DATA RECORDS »
--- --- ---

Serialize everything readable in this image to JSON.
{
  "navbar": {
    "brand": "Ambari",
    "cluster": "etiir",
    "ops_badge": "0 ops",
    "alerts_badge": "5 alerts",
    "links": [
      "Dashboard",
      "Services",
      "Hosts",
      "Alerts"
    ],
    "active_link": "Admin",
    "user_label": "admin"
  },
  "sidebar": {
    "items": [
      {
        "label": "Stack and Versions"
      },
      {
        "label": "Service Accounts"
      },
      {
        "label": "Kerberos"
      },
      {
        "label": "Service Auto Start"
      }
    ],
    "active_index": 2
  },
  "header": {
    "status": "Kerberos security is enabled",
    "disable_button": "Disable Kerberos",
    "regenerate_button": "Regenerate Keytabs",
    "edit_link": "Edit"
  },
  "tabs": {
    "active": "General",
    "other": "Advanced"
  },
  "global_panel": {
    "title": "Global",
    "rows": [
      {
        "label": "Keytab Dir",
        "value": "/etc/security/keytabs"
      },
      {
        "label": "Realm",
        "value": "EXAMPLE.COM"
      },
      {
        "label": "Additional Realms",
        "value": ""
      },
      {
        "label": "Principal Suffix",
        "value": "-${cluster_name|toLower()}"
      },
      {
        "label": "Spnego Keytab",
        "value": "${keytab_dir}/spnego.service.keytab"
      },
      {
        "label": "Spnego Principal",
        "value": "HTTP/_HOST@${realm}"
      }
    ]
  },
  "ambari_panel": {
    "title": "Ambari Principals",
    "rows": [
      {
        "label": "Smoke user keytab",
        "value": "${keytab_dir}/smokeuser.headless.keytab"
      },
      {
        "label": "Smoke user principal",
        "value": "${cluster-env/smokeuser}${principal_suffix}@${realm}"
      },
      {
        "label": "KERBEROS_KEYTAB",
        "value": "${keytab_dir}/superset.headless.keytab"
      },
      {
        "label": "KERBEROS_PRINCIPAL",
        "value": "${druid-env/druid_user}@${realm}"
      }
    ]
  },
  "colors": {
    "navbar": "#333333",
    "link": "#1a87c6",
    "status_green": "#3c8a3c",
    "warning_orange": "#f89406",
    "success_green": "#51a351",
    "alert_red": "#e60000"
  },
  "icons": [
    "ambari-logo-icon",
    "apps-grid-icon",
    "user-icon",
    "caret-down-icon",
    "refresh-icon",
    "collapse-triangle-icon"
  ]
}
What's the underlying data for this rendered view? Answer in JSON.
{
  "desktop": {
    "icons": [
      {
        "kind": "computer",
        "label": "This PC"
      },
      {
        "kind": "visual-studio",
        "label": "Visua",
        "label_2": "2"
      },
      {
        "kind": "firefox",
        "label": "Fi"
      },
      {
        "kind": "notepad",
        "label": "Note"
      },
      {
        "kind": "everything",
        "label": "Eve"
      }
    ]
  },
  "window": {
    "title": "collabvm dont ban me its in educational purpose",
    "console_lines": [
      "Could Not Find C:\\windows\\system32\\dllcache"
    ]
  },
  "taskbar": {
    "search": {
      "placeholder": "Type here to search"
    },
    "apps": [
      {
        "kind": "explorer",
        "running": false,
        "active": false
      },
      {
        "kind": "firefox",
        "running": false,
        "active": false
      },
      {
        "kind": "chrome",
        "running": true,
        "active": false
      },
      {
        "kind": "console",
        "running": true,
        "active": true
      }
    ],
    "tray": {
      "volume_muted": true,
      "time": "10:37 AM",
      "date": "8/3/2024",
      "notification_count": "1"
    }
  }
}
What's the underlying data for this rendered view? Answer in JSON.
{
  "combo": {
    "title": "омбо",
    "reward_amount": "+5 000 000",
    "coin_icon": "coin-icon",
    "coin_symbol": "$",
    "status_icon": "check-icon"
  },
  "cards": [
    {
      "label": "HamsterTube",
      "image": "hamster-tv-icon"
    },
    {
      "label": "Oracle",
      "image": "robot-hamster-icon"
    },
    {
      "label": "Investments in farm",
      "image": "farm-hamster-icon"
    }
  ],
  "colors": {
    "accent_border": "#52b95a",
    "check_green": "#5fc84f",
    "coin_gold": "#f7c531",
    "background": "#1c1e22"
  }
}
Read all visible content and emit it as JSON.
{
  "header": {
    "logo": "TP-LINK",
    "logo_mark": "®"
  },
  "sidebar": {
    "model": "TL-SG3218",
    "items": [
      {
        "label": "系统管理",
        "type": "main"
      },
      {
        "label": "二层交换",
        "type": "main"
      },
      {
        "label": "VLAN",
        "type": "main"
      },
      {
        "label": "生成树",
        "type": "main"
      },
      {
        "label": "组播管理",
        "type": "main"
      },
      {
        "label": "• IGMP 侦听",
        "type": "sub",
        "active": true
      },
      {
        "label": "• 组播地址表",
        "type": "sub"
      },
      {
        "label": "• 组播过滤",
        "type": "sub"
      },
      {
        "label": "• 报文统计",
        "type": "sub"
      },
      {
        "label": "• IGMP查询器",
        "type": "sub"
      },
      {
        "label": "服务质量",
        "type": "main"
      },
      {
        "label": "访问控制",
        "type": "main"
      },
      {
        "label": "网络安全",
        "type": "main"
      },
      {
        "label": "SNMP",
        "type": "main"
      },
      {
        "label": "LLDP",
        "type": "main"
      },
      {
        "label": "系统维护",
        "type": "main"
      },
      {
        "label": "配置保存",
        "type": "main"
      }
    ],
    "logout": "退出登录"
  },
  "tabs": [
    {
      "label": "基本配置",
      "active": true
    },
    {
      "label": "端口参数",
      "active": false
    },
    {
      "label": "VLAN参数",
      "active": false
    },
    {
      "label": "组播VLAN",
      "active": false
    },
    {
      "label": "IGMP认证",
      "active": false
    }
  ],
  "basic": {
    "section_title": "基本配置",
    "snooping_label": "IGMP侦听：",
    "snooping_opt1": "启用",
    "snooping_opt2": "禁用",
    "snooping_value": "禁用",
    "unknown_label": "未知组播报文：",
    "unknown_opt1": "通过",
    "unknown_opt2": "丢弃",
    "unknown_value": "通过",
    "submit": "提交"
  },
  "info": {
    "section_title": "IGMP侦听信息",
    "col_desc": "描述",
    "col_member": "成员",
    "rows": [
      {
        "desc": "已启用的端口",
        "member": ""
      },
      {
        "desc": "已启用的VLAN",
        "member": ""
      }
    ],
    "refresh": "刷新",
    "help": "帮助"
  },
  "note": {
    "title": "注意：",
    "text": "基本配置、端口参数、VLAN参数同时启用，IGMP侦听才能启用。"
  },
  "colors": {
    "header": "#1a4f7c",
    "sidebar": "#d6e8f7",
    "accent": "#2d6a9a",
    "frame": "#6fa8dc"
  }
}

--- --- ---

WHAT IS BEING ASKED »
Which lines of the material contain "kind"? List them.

OUTPUT FOR THIS EXERCISE »
        "kind": "computer",
        "kind": "visual-studio",
        "kind": "firefox",
        "kind": "notepad",
        "kind": "everything",
        "kind": "explorer",
        "kind": "firefox",
        "kind": "chrome",
        "kind": "console",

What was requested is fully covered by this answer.